    Reply
  5. Ashok

    I remember what one of the trainers advised me when I joined my first job. He said your goal should be to save 50% of your salary, think of it like this, you work for 25 years and you put 50% of your salary of these 25 years away for 25 years in retirement. the interest and compounding will make sure of inflation protection. If you can't save, then you're living beyond your means (unless you're repaying family debt or some such loans) or you should aim to increase your salary to reach that level

    Reply
  6. Ashok

    I remember what one of the trainers advised me when I joined my first job. He said your goal should be to save 50% of your salary, think of it like this, you work for 25 years and you put 50% of your salary of these 25 years away for 25 years in retirement. the interest and compounding will make sure of inflation protection. If you can't save, then you're living beyond your means (unless you're repaying family debt or some such loans) or you should aim to increase your salary to reach that level

    Reply
  7. Shan

    It is for these people that buying a home on emi is a good option assuming they already don't own a home (and even if they do, a case can be made). They'll never default on the emi and the amount goes away every month so there's no cash left to blow away.
    So yeah for these kind of people forget about investing saving and what not, just go out and buy a home on emi.

    Reply
  8. Shan

    It is for these people that buying a home on emi is a good option assuming they already don't own a home (and even if they do, a case can be made). They'll never default on the emi and the amount goes away every month so there's no cash left to blow away.
    So yeah for these kind of people forget about investing saving and what not, just go out and buy a home on emi.

    Reply
  9. Shan

    The best advice for these people is to just go out and buy an house on emi. Forget saving investing and all that. The emi goes out of they paycheck and there's no cash left to blow away...

    Reply
  10. Shan

    The best advice for these people is to just go out and buy an house on emi. Forget saving investing and all that. The emi goes out of they paycheck and there's no cash left to blow away...

    Reply
  11. Kishore

    I think it is impossible to convince the Type 1 people. They always has an excuse for spending. Some say they will make big money by working abroad after a few years or starting a business. If nothing else, they will say they believe in increasing income by hard work, rather than cutting expense and saving. It is like alcoholism, you cannot convince them unless they feel it from inner selves.

    Reply
  12. Kishore

    I think it is impossible to convince the Type 1 people. They always has an excuse for spending. Some say they will make big money by working abroad after a few years or starting a business. If nothing else, they will say they believe in increasing income by hard work, rather than cutting expense and saving. It is like alcoholism, you cannot convince them unless they feel it from inner selves.

    Reply
  13. Partha Sadhukhan

    I am very lucky that I have never suffered from any of the issues you have mentioned. I consciously avoid all kinds of addiction including food, blogging or watching TV.. Whenever something goes high I curtail that activity and concertante on other things..

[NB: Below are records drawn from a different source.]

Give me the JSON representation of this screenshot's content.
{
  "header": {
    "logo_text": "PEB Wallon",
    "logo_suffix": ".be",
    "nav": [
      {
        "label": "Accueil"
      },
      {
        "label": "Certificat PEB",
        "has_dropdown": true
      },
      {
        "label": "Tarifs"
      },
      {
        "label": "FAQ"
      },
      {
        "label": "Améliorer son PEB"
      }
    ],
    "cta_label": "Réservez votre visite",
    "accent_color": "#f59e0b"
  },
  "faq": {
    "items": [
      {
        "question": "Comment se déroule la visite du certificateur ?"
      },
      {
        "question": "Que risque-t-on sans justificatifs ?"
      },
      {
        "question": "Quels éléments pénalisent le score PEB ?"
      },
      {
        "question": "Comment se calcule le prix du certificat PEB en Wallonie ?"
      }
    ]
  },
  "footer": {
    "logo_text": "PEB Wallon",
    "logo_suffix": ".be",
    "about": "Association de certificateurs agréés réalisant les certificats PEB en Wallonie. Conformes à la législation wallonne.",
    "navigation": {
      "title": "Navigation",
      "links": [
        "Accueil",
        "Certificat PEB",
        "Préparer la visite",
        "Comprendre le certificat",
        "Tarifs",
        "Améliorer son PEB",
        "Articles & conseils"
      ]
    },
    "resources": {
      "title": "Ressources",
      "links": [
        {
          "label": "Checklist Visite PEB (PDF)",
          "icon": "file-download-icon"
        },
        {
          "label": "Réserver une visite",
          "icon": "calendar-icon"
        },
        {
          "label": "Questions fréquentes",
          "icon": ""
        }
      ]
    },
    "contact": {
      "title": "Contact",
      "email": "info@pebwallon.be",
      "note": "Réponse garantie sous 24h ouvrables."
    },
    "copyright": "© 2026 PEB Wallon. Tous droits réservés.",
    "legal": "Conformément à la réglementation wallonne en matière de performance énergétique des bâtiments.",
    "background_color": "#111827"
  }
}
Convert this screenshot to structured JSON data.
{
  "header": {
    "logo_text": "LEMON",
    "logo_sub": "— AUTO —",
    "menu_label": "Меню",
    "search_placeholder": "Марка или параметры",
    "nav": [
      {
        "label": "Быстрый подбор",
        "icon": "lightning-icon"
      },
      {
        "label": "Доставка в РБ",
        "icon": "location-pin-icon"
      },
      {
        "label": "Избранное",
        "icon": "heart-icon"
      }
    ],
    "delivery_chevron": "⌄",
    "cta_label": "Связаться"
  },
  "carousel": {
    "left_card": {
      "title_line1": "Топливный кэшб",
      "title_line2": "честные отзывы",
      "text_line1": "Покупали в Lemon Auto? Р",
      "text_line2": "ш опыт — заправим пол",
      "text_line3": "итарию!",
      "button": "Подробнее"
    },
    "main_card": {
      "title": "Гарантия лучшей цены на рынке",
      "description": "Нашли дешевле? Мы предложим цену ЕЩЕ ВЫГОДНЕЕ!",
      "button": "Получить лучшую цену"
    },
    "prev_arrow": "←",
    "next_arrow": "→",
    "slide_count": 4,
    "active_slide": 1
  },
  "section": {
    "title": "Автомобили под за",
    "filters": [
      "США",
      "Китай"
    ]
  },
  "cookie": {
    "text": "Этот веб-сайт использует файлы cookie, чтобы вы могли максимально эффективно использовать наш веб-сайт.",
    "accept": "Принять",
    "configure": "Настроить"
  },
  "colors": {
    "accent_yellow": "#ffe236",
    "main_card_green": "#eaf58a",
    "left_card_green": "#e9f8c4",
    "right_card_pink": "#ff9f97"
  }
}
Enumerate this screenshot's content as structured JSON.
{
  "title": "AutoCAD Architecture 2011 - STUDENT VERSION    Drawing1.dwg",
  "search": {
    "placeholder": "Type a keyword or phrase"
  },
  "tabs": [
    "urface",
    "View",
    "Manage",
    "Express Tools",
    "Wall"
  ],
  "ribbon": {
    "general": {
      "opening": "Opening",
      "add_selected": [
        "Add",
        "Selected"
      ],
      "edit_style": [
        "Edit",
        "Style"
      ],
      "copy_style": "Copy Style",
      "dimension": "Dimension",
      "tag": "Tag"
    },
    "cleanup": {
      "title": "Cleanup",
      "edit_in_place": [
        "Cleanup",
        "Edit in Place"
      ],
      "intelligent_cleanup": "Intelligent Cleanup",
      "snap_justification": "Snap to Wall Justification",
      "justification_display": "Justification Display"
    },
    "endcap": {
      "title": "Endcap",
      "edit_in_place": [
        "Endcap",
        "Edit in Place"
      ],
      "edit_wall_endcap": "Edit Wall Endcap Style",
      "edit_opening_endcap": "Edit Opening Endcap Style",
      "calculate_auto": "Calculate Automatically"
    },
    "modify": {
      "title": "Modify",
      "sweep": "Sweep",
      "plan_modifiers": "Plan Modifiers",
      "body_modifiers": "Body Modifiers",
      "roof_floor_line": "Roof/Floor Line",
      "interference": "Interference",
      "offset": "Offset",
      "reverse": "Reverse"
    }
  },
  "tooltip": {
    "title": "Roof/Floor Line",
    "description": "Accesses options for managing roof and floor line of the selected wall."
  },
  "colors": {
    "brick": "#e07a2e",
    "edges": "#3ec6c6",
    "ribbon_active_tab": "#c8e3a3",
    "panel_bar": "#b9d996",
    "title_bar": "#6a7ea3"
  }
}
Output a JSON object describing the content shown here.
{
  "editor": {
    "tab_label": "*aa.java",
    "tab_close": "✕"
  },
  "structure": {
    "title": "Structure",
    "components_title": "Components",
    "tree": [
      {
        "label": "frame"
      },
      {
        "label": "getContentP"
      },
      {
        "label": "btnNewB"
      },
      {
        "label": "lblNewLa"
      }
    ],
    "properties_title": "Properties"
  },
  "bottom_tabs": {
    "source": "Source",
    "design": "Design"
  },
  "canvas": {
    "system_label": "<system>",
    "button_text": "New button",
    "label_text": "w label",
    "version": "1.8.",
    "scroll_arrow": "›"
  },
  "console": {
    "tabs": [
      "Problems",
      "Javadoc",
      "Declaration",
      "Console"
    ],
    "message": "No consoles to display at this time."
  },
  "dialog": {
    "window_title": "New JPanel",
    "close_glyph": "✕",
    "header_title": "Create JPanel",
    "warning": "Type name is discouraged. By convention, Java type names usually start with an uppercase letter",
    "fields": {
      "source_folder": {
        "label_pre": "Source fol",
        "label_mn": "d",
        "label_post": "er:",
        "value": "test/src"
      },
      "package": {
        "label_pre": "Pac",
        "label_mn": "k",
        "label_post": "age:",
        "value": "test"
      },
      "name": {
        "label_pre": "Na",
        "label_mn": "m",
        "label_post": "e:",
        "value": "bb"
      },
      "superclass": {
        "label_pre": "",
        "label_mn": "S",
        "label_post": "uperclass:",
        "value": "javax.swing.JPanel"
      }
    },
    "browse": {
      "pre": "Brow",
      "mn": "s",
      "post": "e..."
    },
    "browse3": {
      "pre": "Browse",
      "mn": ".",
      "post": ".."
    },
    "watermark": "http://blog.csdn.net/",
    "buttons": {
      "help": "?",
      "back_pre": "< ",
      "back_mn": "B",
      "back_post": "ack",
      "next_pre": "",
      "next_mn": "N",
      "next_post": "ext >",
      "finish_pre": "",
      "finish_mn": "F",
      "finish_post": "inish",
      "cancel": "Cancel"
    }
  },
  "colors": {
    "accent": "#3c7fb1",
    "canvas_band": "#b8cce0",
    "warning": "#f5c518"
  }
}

    Reply
  14. Partha Sadhukhan

    I am very lucky that I have never suffered from any of the issues you have mentioned. I consciously avoid all kinds of addiction including food, blogging or watching TV.. Whenever something goes high I curtail that activity and concertante on other things..

    Reply
  15. Raj Chakravarty

    Speaking of astronomy which telescope did you buy ? Can you post some pics of the views through your scope ? What do you think about the celestron 60 az ?

    Reply

Do let us know what you think about the article